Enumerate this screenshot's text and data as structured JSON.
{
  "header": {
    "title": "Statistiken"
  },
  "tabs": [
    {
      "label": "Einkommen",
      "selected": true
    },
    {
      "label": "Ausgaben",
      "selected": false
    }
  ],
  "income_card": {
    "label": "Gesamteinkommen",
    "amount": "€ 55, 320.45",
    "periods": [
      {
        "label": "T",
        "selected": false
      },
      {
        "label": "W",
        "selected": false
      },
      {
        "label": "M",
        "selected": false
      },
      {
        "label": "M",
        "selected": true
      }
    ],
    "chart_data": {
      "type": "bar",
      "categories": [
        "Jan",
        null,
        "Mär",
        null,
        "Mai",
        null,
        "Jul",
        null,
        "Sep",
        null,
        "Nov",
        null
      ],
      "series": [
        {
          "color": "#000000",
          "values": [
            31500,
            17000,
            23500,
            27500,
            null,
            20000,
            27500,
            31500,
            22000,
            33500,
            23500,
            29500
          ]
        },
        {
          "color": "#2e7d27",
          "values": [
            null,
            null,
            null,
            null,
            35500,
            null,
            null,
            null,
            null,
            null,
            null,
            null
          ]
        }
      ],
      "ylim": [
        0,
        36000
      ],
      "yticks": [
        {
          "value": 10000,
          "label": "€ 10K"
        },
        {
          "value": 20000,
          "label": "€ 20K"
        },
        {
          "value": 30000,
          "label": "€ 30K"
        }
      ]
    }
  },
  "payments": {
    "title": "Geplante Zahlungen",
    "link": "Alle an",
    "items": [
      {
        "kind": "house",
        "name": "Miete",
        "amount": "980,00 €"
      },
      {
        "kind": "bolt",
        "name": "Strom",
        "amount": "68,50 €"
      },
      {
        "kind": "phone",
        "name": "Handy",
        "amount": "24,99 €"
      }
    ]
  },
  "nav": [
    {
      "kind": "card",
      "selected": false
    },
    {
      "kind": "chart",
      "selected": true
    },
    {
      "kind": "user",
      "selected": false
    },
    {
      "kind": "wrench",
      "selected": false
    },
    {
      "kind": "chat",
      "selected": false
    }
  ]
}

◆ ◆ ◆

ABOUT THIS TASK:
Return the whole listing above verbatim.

ANSWER FOR THE TASK:
Enumerate this screenshot's text and data as structured JSON.
{
  "header": {
    "title": "Statistiken"
  },
  "tabs": [
    {
      "label": "Einkommen",
      "selected": true
    },
    {
      "label": "Ausgaben",
      "selected": false
    }
  ],
  "income_card": {
    "label": "Gesamteinkommen",
    "amount": "€ 55, 320.45",
    "periods": [
      {
        "label": "T",
        "selected": false
      },
      {
        "label": "W",
        "selected": false
      },
      {
        "label": "M",
        "selected": false
      },
      {
        "label": "M",
        "selected": true
      }
    ],
    "chart_data": {
      "type": "bar",
      "categories": [
        "Jan",
        null,
        "Mär",
        null,
        "Mai",
        null,
        "Jul",
        null,
        "Sep",
        null,
        "Nov",
        null
      ],
      "series": [
        {
          "color": "#000000",
          "values": [
            31500,
            17000,
            23500,
            27500,
            null,
            20000,
            27500,
            31500,
            22000,
            33500,
            23500,
            29500
          ]
        },
        {
          "color": "#2e7d27",
          "values": [
            null,
            null,
            null,
            null,
            35500,
            null,
            null,
            null,
            null,
            null,
            null,
            null
          ]
        }
      ],
      "ylim": [
        0,
        36000
      ],
      "yticks": [
        {
          "value": 10000,
          "label": "€ 10K"
        },
        {
          "value": 20000,
          "label": "€ 20K"
        },
        {
          "value": 30000,
          "label": "€ 30K"
        }
      ]
    }
  },
  "payments": {
    "title": "Geplante Zahlungen",
    "link": "Alle an",
    "items": [
      {
        "kind": "house",
        "name": "Miete",
        "amount": "980,00 €"
      },
      {
        "kind": "bolt",
        "name": "Strom",
        "amount": "68,50 €"
      },
      {
        "kind": "phone",
        "name": "Handy",
        "amount": "24,99 €"
      }
    ]
  },
  "nav": [
    {
      "kind": "card",
      "selected": false
    },
    {
      "kind": "chart",
      "selected": true
    },
    {
      "kind": "user",
      "selected": false
    },
    {
      "kind": "wrench",
      "selected": false
    },
    {
      "kind": "chat",
      "selected": false
    }
  ]
}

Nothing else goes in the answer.